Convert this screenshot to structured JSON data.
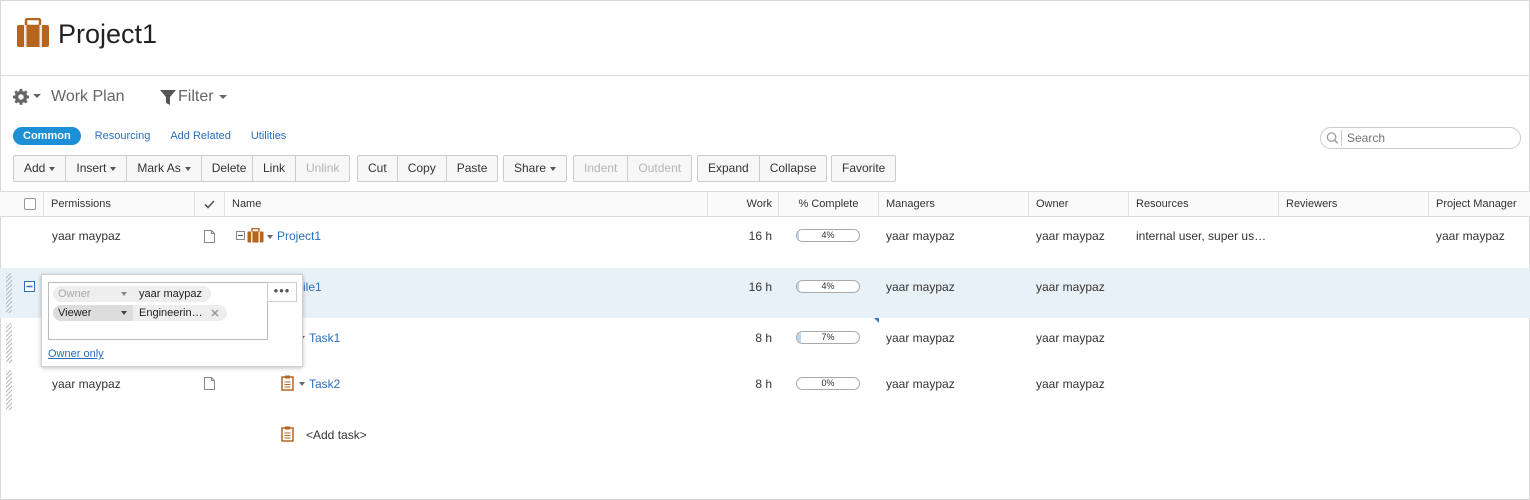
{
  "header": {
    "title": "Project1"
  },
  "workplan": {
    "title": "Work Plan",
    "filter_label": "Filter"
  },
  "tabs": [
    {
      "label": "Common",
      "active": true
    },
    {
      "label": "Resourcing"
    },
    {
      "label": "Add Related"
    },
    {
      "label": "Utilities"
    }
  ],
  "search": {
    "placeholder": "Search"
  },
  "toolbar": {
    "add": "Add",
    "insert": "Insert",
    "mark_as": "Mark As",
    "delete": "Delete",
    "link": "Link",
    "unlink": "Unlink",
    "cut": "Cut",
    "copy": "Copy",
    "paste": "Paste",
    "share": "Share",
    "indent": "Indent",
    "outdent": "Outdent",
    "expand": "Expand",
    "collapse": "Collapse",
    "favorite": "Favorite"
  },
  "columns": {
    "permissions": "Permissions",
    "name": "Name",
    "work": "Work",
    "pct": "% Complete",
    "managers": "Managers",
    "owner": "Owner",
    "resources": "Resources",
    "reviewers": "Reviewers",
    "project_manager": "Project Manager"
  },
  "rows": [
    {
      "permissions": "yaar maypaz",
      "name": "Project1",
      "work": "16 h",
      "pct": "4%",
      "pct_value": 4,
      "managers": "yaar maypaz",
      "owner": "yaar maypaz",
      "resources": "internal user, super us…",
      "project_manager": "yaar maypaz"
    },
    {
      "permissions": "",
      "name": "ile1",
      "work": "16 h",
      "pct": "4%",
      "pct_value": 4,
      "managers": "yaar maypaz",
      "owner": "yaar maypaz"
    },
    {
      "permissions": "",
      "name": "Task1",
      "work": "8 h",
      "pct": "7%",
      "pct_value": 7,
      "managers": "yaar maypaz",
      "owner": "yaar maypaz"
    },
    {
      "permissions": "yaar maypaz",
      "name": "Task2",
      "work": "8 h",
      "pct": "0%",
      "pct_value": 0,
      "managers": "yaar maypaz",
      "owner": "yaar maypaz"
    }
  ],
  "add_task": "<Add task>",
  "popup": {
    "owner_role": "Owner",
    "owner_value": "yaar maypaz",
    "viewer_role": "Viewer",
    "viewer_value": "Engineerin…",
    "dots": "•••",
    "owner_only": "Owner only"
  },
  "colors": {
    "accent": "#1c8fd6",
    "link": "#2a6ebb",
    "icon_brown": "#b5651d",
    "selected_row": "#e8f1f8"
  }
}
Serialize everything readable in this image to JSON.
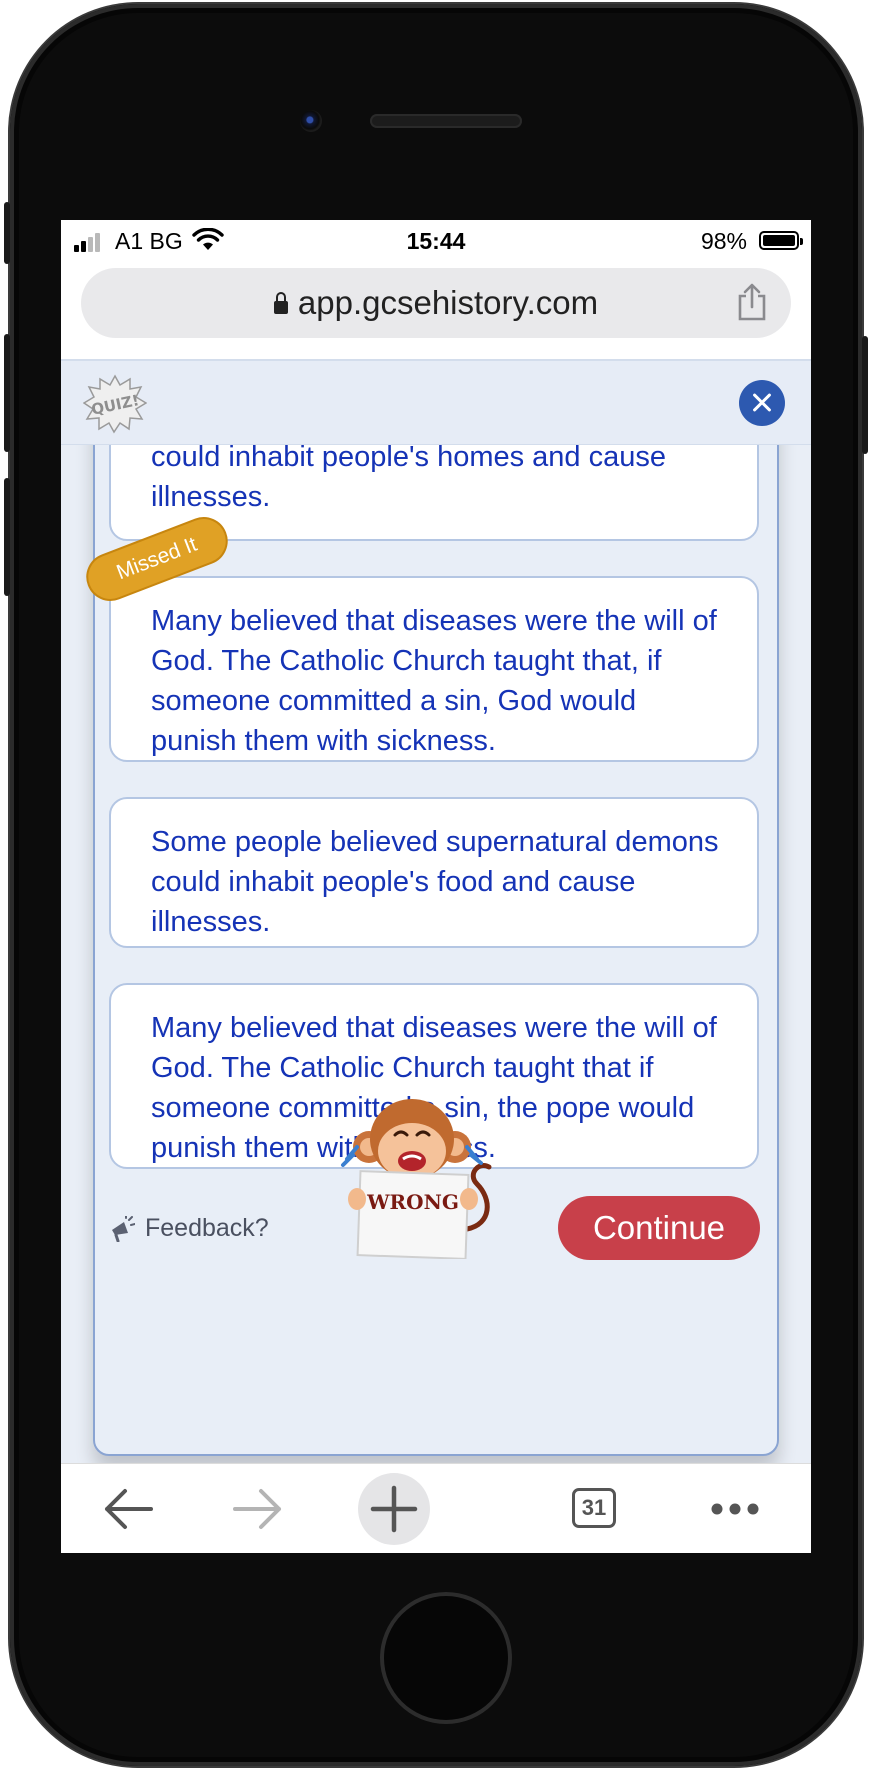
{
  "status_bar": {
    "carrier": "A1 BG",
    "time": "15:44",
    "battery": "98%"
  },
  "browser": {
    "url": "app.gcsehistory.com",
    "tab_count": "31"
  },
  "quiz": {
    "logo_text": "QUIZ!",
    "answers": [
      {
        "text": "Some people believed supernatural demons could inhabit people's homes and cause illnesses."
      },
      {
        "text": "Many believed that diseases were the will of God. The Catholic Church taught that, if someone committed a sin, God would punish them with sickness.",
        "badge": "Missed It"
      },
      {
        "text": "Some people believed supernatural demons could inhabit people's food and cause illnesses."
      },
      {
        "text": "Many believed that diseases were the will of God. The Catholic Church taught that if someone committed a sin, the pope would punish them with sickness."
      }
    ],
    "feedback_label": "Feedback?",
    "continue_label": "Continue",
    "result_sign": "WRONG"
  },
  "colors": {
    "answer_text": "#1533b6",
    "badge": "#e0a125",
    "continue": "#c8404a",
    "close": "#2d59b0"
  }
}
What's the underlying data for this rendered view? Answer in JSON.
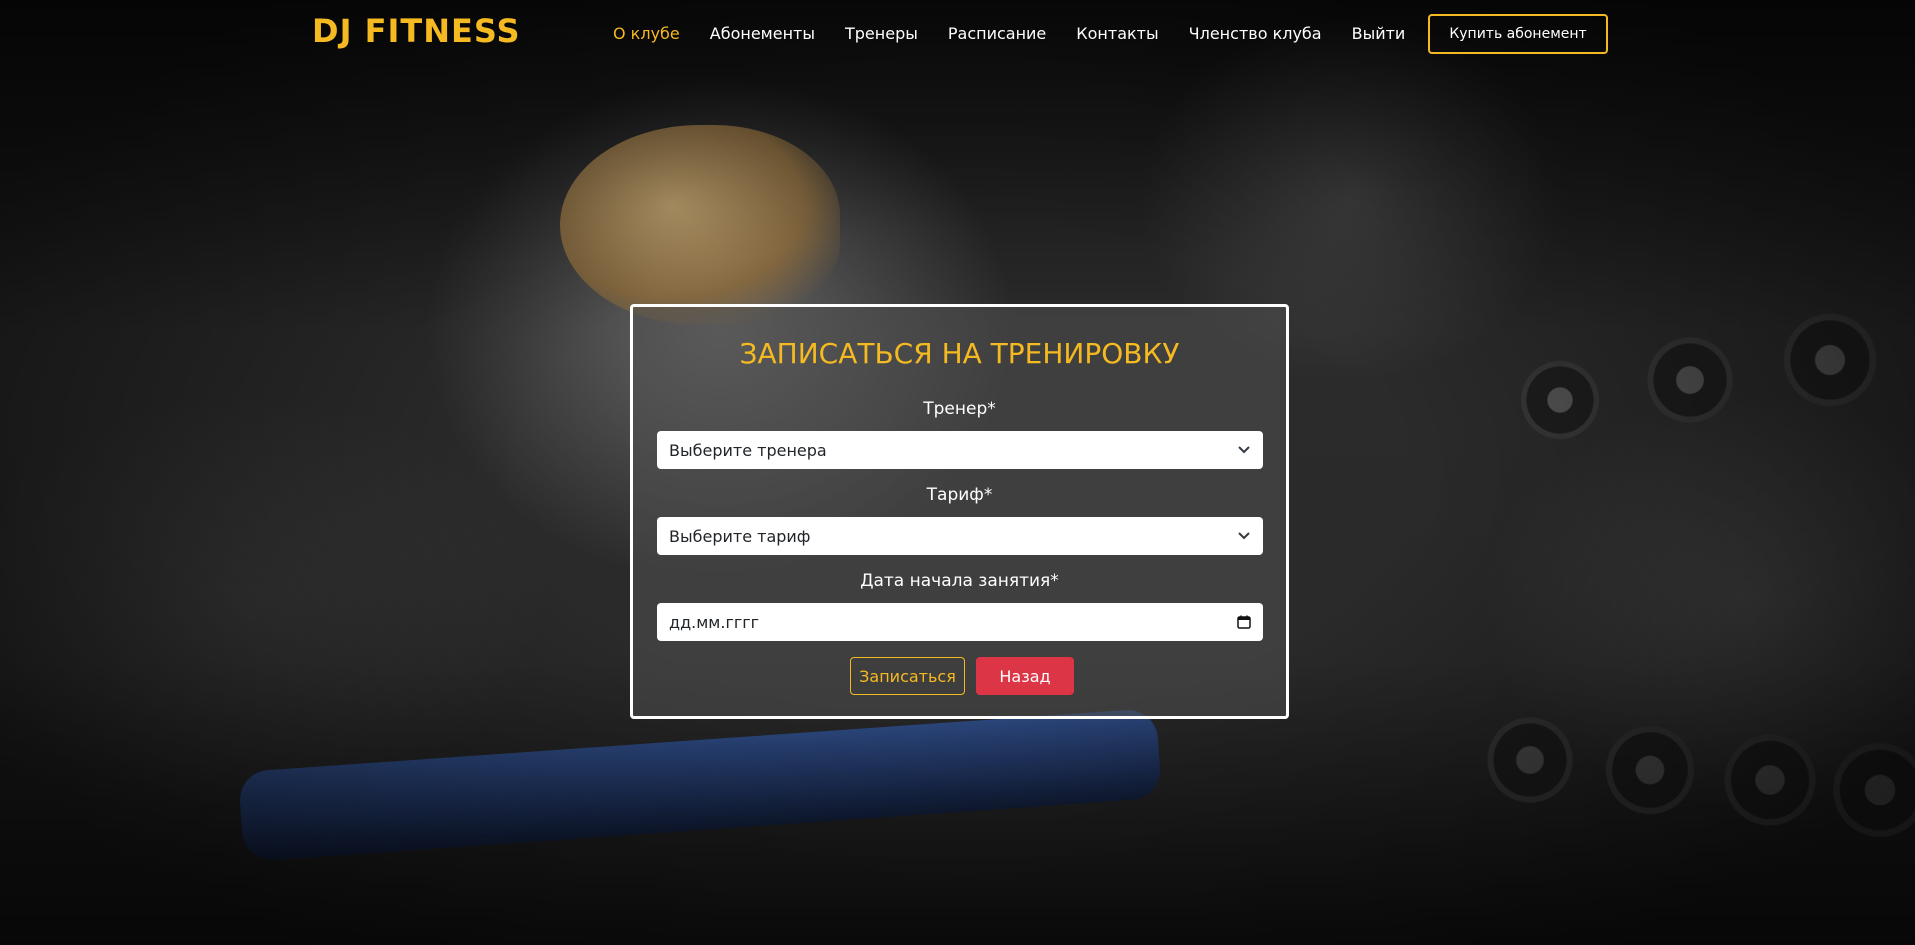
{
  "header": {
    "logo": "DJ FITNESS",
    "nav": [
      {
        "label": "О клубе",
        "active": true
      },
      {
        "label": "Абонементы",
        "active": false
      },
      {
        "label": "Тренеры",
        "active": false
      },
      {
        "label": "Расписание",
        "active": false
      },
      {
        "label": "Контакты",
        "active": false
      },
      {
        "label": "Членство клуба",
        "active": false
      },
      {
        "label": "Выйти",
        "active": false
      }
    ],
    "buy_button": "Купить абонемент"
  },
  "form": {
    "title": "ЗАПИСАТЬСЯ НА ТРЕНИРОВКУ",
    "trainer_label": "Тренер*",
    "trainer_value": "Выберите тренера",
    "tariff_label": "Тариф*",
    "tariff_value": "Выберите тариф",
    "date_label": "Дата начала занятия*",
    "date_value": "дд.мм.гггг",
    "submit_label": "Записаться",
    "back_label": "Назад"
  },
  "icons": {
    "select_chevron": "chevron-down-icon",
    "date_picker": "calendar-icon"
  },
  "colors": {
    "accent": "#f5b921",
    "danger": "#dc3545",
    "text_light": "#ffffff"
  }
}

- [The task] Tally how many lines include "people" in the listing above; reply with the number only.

- [Result] 2